Task - Each line below needs to be restated word for word.

Material for the task -
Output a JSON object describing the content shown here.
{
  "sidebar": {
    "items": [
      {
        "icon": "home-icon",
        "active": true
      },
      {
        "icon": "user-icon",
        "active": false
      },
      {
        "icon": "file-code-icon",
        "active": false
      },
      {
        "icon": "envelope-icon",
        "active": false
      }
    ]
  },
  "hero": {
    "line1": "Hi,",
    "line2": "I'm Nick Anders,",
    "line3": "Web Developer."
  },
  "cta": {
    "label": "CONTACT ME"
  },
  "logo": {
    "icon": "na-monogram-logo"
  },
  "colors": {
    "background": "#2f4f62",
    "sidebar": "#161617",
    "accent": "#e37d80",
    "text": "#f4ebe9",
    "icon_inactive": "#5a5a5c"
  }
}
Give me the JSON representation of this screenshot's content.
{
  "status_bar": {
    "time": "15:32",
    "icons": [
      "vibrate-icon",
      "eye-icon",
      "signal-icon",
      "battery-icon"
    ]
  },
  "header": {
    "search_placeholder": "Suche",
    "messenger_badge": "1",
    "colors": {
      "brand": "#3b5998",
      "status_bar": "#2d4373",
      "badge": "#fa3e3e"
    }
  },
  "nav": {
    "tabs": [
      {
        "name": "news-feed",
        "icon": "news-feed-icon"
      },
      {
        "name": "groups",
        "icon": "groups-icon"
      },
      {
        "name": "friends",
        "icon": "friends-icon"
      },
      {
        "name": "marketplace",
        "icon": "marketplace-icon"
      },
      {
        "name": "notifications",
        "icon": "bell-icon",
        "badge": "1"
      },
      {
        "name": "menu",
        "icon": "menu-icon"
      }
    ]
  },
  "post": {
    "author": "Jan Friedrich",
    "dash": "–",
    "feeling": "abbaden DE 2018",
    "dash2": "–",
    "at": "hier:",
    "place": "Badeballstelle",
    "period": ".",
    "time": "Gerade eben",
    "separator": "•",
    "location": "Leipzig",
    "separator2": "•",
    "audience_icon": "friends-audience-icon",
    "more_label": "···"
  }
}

Result for this exercise -
Output a JSON object describing the content shown here.
{
  "sidebar": {
    "items": [
      {
        "icon": "home-icon",
        "active": true
      },
      {
        "icon": "user-icon",
        "active": false
      },
      {
        "icon": "file-code-icon",
        "active": false
      },
      {
        "icon": "envelope-icon",
        "active": false
      }
    ]
  },
  "hero": {
    "line1": "Hi,",
    "line2": "I'm Nick Anders,",
    "line3": "Web Developer."
  },
  "cta": {
    "label": "CONTACT ME"
  },
  "logo": {
    "icon": "na-monogram-logo"
  },
  "colors": {
    "background": "#2f4f62",
    "sidebar": "#161617",
    "accent": "#e37d80",
    "text": "#f4ebe9",
    "icon_inactive": "#5a5a5c"
  }
}
Give me the JSON representation of this screenshot's content.
{
  "status_bar": {
    "time": "15:32",
    "icons": [
      "vibrate-icon",
      "eye-icon",
      "signal-icon",
      "battery-icon"
    ]
  },
  "header": {
    "search_placeholder": "Suche",
    "messenger_badge": "1",
    "colors": {
      "brand": "#3b5998",
      "status_bar": "#2d4373",
      "badge": "#fa3e3e"
    }
  },
  "nav": {
    "tabs": [
      {
        "name": "news-feed",
        "icon": "news-feed-icon"
      },
      {
        "name": "groups",
        "icon": "groups-icon"
      },
      {
        "name": "friends",
        "icon": "friends-icon"
      },
      {
        "name": "marketplace",
        "icon": "marketplace-icon"
      },
      {
        "name": "notifications",
        "icon": "bell-icon",
        "badge": "1"
      },
      {
        "name": "menu",
        "icon": "menu-icon"
      }
    ]
  },
  "post": {
    "author": "Jan Friedrich",
    "dash": "–",
    "feeling": "abbaden DE 2018",
    "dash2": "–",
    "at": "hier:",
    "place": "Badeballstelle",
    "period": ".",
    "time": "Gerade eben",
    "separator": "•",
    "location": "Leipzig",
    "separator2": "•",
    "audience_icon": "friends-audience-icon",
    "more_label": "···"
  }
}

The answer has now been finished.